The tweet read: “#Sentinel2 has captured the lava flow along the Sciaria del Fuoco, but also the last hot spots from the fires that have affected the southern part of the island in the past few days.”

July has seen a succession of activity on two of Sicily’s three active volcanoes.

Imaging shows lava flows on Stromboli isand

Imaging shows lava flows on Stromboli island (Image: TWITTER/@CopernicusEMS)

Stromboli also increased its activitycaused fires to break out in nearby Punta Lena

Stromboli also increased its activity and caused fires to break out in nearby Punta Lena (Image: GETTY)

On July 21, a heavy emission of ash emanating from Etna into the sky forced the closure of two airports in Catania.

Mount Stromboli has been in almost continuous eruption for the past 2,000 years.

On July 3 of this year, two major explosions occurred, alongside 20 additional minor explosive events.

A hiker near the volcano’s summit was killed after being struck by flying debris as the eruption began.

Additional reporting by Maria Ortega.

China: Indonesia issues flight alert after W. Java volcano eruption

(THIS ARTICLE IS COURTESY OF THE SHANGHAI CHINA NEWS AGENCY ‘SHINE’)

 

Indonesia issues flight alert after W. Java volcano eruption

Xinhua

Indonesian authorities issued a flight alert notice following eruption of Tangkuban Perahu volcano in West Java province on Friday afternoon.

The orange Volcano Observatory Notice for Aviation alert issued by the Energy and Mineral Resources Ministry’s Geological Agency indicates that volcanic ash particles are still lingering 1,000 feet above the volcano crater.

“This level (of situation) may risk the flights. The VONA alert also shows that volcanic ash clouds are heading to south and northeast directions,” Indonesian National Disaster Management Agency of BNPB Spokesman Agus Wibowo said in a statement.

Indonesia’s Volcanology and Geological Disaster Mitigation Center continues evaluating impacts of eruption in the volcano whose alert is still set at normal grade of Level I at present, Agus said.

PVMBG said that rain of volcanic ashes has affected one to two kilometers of areas around the volcano’s craters.

Administrator of West Bandung regency, that hosts the volcano, has closed down the province’s popular destination for safety reason at present.

Located 161 kilometers southeast from Jakarta, Tangkuban Perahu volcano that stands 2,284 meters above sea level, is a popular destinations for foreign and domestic tourists.

The eruption that occurred at 15:48 Jakarta time has prompted local authorities to evacuate tourists from the volcano craters.

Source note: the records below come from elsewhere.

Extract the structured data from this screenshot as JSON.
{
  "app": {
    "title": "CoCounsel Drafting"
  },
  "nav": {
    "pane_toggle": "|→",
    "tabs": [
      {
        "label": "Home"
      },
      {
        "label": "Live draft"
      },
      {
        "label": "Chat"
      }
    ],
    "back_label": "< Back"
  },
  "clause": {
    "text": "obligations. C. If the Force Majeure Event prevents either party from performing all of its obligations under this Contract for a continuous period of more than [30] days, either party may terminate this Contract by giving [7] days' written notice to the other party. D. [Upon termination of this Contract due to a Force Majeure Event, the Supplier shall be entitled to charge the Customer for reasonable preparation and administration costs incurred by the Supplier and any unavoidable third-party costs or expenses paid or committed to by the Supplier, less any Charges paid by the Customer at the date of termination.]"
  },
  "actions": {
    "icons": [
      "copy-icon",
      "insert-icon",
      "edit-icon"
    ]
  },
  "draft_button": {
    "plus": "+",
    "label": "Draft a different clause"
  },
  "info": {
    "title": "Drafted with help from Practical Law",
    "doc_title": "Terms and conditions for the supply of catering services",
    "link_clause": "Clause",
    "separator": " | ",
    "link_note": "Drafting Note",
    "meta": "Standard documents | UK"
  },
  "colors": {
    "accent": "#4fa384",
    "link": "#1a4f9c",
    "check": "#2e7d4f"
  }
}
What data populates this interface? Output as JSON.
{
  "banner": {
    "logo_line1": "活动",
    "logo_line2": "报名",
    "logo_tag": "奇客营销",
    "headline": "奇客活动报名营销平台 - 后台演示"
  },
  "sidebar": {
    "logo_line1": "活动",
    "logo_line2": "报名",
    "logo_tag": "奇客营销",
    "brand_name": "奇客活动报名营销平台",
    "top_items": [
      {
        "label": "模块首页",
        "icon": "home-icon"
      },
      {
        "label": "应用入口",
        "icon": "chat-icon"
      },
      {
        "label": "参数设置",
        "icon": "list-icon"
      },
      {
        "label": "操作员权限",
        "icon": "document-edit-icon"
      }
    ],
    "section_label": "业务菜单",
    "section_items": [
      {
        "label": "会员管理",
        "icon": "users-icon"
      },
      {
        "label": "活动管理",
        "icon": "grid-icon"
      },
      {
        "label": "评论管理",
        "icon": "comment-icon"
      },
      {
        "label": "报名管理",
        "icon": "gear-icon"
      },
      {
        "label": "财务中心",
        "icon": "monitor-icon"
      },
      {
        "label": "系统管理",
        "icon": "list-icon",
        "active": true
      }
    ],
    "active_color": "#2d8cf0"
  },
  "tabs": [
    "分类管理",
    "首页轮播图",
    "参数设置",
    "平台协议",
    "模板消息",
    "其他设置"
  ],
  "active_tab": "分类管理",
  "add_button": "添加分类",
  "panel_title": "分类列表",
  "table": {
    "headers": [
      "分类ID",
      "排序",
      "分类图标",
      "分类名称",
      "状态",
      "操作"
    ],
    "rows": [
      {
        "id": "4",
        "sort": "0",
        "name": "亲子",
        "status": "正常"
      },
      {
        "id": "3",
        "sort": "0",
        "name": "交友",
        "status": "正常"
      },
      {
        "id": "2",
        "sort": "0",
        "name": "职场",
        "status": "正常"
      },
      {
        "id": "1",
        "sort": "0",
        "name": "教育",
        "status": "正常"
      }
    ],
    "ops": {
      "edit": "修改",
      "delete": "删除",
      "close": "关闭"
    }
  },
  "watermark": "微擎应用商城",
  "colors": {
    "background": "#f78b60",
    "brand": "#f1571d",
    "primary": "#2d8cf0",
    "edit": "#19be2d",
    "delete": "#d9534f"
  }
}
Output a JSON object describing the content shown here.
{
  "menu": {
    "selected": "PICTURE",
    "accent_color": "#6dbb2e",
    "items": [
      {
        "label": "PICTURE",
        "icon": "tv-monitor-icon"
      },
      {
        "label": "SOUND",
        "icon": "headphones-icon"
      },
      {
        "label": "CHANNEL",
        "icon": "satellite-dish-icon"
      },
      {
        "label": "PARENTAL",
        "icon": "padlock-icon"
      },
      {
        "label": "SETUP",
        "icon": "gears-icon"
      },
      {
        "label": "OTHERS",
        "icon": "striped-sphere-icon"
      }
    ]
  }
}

The eruption spewed grayish volcanic ashes 200-meter high into the air.

PVMBG said low intensity of ground tremors were also felt during the eruption that lasted in 5 minutes and 30 seconds.